  18. Saying the words “gun” or “bang” or “pow pow” (there actually a freakin’ CODE about “playing with invisible guns”)
  19. Working for your pocket money well before your teen years
  20. Taking that money to the store and buying as much penny candy as you could afford, then eating it in one sitting
  21. Eating pop rocks candy and drinking soda, just to prove we were exempt from that urban legend that said our stomachs would explode
  22. Getting so dirty that your mom washed you off with the hose in the yard before letting you come into the house to have a shower
  23. Writing lines for being a jerk at school, either on the board or on paper
  24. Playing “dangerous” games like dodgeball, kickball, tag, whiffle ball, and red rover (The Health Department of New York issued a warning about the “significant risk of injury” from these games)
  25. Walking to school alone  (and riding my bicycle to and from school, alone and unescorted)

There's more at the link.  Recommended reading, if depressing at times.

I suppose it's as Horace complained, a couple of thousand years ago:

Our sires' age was worse than our grandsires'. We, their sons, are more worthless than they; so in our turn we shall give the world a progeny yet more corrupt.

There are many more such complaints about the young here.  (They're funny in retrospect, too.)


He needs to buy a lottery ticket NOW

The Telegraph reports that a motorist in China had a narrow escape.

Last Wednesday, Mr Xiang was driving along the Chongqing-Guizhou Expressway in central China when he noticed a giant circular saw spinning at speed towards his windscreen.

The 5ft cutting blade collided with the car bonnet, ripping through its metal engine as Mr Xiang, whose first name has not been revealed, frantically wrestled the wheel of the swerving vehicle.

Miraculously, the bouncing blade missed the driver, wedging itself 50cm deep into the front of his JMC truck.

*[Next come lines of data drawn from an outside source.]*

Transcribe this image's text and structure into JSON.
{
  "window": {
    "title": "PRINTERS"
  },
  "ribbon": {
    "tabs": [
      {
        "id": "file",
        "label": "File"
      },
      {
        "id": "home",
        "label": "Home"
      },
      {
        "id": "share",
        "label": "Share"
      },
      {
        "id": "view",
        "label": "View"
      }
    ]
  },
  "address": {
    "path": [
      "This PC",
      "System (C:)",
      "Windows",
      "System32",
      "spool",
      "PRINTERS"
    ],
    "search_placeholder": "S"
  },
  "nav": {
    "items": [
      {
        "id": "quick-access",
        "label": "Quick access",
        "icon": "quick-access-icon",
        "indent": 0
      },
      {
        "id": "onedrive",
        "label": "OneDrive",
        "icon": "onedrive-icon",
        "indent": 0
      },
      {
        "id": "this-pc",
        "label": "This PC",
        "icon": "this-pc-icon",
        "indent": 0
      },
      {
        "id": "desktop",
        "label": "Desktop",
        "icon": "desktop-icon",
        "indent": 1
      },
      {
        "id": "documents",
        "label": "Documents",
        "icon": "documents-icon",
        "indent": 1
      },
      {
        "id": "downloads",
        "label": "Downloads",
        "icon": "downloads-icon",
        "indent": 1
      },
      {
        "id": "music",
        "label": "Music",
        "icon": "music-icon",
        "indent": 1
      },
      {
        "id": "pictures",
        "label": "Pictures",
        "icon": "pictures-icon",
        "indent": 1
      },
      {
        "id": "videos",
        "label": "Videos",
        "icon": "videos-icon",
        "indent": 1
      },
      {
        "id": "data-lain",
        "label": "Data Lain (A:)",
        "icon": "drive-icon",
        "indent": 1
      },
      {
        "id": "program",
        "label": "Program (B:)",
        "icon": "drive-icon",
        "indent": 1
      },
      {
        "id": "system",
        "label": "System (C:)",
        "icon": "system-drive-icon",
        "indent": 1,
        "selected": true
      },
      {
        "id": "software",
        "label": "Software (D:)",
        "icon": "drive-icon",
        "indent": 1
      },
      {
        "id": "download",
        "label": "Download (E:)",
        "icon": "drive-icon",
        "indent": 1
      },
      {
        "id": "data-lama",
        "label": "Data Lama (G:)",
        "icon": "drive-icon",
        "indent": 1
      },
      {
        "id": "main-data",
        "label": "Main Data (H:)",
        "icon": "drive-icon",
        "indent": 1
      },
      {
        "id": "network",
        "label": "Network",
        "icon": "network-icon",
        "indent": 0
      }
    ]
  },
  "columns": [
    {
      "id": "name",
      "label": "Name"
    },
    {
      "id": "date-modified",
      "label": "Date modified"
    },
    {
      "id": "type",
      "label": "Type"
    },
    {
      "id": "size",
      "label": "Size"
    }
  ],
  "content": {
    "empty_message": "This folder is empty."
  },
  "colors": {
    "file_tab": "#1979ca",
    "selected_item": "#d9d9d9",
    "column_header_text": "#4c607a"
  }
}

Mr Xiang defied the odds by walking away from the crash with barely a scratch on him.

There's more at the link, including more photographs.  Apparently several of those blades broke away from a truck coming in the opposite direction.

Speaking just for myself, you understand . . . if I saw that bloody great saw blade come rolling down the road towards me at high speed, constipation would cease to be a problem for the rest of my life!


The solution to the $10 note question

I'm sure readers are aware of the proposal to remove Alexander Hamilton's image from the $10 note, and replace him with a woman of historical significance.

Billll (yes, four ells) has the perfect solution for these politically-correct times.  Go read.



Monday, June 22, 2015

Old NFO does it again!

My buddy in cyberspace and meatspace, Jim Curtis, has just published the third volume in his 'Grey Man' series.

The 'Grey Man' series is hard to classify.  It's a cross between a modern Western, an adventure story, a whodunnit and a crime novel.  Jim describes the new book like this.

When Texas Deputy Sheriff John Cronin thwarts the Cartel’s plan to get paid to smuggle Muslims across the border, he becomes the target of the Cartel once again. One try fails, but the cartel isn’t about to give up. With his granddaughter, Jesse, still recovering from her last run-in with the Cartel and now far away with her Marine husband on a military base, Cronin only has to worry about the innocents around him.

One way or another, this old school law man plans to end this cat and mouse game for good. But, this time, the Cartel is playing for keeps; ending this war might just cost the old man his life.

Either way Cronin plans to go out on his feet, fighting tooth and nail.

Jim has a unique writing style and 'voice', very different from any other author I've read.  He's a born raconteur, and that comes across very strongly in the way he writes.  Miss D. and I had the privilege (and pleasure) of being able to read a beta version of his latest book, and we both thoroughly enjoyed it.  We've already bought the final, published edition.  It's available as an e-book or paper edition - the two listings will be combined on Amazon.com within a day or two.

Highly recommended reading.  Jim, the steak and beers are on us at Libertycon!